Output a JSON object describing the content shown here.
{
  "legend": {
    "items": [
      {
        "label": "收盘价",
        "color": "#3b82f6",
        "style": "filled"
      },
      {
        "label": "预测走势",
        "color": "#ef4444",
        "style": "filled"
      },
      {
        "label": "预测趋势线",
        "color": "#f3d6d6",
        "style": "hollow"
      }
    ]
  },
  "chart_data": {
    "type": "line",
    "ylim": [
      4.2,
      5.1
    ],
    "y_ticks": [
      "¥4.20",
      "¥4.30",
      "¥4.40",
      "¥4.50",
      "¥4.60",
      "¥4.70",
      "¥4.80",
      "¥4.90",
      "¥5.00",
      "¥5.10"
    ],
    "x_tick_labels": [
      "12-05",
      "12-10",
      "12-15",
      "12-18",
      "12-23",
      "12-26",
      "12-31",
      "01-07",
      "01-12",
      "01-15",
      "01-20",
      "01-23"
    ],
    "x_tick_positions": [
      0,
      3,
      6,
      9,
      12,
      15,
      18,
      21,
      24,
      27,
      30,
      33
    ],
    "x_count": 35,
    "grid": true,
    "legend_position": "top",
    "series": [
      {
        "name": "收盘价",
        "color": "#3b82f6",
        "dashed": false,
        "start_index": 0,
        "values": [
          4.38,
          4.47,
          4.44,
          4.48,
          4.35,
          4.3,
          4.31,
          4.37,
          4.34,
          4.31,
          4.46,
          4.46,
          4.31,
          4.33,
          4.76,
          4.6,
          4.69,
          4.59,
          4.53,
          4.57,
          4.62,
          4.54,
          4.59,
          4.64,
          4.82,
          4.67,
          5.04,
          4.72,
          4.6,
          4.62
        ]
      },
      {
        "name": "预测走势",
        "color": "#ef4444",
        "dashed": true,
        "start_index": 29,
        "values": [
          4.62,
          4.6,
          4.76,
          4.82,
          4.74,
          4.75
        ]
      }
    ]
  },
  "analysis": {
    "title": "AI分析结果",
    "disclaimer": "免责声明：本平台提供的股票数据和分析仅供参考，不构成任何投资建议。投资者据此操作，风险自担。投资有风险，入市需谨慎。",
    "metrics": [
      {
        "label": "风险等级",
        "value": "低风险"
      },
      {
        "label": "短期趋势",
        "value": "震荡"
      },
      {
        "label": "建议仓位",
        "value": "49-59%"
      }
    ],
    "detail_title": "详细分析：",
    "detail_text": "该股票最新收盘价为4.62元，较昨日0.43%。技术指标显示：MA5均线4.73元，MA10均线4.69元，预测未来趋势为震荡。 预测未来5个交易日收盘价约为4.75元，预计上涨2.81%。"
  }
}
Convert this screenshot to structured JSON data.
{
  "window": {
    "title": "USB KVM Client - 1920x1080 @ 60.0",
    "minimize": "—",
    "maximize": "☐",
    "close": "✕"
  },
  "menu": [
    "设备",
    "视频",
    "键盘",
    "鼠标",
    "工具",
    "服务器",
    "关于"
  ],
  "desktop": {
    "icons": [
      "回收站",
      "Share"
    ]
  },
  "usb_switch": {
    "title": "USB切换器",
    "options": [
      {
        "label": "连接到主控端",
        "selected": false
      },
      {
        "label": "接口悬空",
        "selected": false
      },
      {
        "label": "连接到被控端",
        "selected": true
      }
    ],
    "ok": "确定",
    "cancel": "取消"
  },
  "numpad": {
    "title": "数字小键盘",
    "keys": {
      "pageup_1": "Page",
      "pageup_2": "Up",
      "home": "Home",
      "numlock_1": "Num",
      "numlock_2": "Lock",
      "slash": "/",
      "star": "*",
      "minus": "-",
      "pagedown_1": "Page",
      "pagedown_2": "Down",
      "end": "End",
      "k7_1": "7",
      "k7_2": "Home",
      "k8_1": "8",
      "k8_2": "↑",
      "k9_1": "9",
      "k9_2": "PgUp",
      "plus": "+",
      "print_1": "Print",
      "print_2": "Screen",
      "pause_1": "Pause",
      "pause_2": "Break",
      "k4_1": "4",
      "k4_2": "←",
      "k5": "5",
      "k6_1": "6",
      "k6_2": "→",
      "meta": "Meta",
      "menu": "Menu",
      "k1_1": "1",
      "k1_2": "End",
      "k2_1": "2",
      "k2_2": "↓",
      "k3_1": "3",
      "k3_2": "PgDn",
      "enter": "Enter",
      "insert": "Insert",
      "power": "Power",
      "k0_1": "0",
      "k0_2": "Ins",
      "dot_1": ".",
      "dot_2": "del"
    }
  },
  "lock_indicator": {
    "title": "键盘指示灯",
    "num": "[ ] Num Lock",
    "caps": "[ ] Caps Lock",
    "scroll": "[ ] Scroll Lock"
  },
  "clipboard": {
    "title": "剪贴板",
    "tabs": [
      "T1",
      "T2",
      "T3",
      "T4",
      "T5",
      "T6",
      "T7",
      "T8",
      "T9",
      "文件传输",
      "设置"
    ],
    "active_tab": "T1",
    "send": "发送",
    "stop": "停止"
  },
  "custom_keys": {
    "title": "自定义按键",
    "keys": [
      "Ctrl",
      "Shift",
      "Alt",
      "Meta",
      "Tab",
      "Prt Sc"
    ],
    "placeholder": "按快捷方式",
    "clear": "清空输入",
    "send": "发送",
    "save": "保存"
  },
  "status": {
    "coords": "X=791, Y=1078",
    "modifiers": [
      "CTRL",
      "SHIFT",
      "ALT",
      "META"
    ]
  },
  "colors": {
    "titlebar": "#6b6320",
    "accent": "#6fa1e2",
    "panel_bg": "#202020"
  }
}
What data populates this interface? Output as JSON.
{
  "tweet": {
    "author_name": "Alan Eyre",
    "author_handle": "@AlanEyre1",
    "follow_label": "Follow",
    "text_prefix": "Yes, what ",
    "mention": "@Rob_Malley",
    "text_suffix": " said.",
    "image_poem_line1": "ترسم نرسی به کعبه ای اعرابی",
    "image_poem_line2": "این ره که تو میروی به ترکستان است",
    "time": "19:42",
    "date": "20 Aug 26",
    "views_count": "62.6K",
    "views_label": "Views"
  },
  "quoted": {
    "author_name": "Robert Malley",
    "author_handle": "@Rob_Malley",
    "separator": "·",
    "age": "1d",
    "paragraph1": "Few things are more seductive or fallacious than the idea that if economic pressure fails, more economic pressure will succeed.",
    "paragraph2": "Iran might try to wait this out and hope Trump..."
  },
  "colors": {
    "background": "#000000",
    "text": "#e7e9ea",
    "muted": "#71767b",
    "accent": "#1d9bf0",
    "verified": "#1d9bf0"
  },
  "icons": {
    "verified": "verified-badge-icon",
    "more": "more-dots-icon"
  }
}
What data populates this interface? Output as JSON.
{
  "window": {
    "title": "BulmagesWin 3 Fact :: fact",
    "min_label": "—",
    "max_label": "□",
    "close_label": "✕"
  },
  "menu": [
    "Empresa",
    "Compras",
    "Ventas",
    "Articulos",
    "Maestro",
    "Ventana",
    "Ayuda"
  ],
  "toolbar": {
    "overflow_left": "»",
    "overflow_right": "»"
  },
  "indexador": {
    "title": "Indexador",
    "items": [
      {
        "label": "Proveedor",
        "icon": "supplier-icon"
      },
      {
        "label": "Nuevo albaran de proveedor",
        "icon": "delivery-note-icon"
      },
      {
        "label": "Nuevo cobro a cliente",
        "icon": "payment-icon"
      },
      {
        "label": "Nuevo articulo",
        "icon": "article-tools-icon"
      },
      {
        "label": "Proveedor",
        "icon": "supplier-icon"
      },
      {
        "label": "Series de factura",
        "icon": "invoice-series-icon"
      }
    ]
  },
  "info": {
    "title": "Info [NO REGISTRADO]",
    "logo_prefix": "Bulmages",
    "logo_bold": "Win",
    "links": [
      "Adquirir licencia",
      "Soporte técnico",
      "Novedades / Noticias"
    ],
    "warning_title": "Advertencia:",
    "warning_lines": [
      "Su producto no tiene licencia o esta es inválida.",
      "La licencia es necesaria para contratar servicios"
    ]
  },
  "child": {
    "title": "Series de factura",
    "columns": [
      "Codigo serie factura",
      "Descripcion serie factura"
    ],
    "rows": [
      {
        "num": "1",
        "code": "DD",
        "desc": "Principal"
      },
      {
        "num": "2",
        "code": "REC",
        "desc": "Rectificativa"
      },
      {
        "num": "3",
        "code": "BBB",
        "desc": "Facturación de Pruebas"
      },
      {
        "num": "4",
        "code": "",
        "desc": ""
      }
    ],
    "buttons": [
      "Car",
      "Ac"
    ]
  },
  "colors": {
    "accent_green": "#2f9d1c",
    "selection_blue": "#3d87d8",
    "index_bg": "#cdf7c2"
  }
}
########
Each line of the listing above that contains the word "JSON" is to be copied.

» Response to the exercise
Output a JSON object describing the content shown here.
Convert this screenshot to structured JSON data.
What data populates this interface? Output as JSON.
What data populates this interface? Output as JSON.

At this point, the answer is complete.